An Excel based spreadsheet for corn, soybean, spring and winter wheat producers.
Yardage cost is the non-feed cost per head for every day that an animal is fed harvested feed in some form of confinement. Yardage is usually associated with calves and yearlings in the feedlot, but this concept can apply to drylotted or wintering cows as well.
October 25, 2021
The SDSU Extension Community Vitality Team and the Community of Milbank are teaming up to host the Energize! Exploring Innovative Rural Communities Conference May 5-6, 2020 in Milbank, South Dakota.
Incorporating cover crops into our cropping systems and moving from conventional tillage to no-till can improve soil organic matter, soil structure, and water and nutrient holding capacity of our soils.
When evaluating annual cow cost, feed rises to the top of the list. Feed cost is an important area to consider; however, have you evaluated the cost of incorporating replacement heifers into the cowherd?
For many of us, this time of year is tough for our zucchini, squash and pumpkin plants.
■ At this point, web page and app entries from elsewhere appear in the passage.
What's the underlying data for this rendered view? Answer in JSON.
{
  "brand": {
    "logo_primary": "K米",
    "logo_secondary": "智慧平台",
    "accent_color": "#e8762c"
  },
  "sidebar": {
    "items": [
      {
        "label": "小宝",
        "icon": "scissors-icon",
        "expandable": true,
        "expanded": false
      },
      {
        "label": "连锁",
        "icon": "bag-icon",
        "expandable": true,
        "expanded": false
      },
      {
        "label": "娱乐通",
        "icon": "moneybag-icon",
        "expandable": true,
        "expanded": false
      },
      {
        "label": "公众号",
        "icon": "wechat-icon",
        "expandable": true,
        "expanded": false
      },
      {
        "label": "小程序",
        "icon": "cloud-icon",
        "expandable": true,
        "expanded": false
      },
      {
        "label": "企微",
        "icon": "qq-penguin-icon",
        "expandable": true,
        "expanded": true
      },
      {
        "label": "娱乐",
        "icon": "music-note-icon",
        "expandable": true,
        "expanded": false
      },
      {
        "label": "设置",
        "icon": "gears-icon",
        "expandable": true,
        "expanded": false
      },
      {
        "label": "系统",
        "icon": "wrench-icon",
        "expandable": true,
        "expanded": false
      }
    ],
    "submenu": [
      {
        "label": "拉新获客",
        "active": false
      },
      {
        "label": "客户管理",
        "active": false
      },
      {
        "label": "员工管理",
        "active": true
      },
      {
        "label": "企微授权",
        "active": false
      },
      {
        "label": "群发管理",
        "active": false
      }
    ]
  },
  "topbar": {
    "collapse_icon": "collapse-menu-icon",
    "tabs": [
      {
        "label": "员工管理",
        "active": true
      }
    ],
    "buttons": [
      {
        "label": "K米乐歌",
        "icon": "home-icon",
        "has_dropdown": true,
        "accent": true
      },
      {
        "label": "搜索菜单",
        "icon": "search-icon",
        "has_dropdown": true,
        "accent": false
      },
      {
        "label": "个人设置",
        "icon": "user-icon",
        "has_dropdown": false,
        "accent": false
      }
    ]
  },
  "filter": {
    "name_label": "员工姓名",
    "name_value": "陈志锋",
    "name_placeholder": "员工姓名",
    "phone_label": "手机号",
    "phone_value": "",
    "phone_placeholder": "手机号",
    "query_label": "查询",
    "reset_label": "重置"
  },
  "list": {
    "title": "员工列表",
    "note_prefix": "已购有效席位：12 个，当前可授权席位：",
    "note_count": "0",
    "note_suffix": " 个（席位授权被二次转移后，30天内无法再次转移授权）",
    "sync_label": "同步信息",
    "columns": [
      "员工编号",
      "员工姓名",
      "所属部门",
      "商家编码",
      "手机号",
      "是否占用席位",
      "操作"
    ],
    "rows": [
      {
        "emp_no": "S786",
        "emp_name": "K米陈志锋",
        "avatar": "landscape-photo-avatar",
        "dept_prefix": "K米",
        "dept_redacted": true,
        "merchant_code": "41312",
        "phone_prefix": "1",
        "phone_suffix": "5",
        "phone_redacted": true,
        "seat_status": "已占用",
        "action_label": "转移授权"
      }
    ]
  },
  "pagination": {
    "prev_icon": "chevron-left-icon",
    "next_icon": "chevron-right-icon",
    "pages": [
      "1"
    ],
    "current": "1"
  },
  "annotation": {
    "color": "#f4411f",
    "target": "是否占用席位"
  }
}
A close inspection of wilting plants may reveal a sawdust-like substance around the soil surface or on the base of the stem. When pushed, the plants typically break and reveal clear evidence of insect feeding through the stem.
Fall is on its way in South Dakota. However, with many flooded and saturated fields, some producers are growing concerned that there will be little opportunity to harvest silage before corn dries down past desired moisture levels or frost occurs.
The Crow Creek Sioux Reservation is home to about 2,225 people and is located on the east bank of the Missouri River in central South Dakota. Over the past four to five years, a wellness coalition has been created, established and is currently in full force through the work of SDSU Extension and many other great partners and collaborations within the Crow Creek Sioux Tribe.
With a very challenging growing season and flooding across parts of South Dakota, many growers have struggled to harvest high quality forages in-between rains this summer.
September 2019 has been pleasantly warmer than usual, and our crops need every bit of that warmth to reach maturity before our first frost arrives. Fortunately, temperatures have cooled slightly this week but just to near average for this time of year.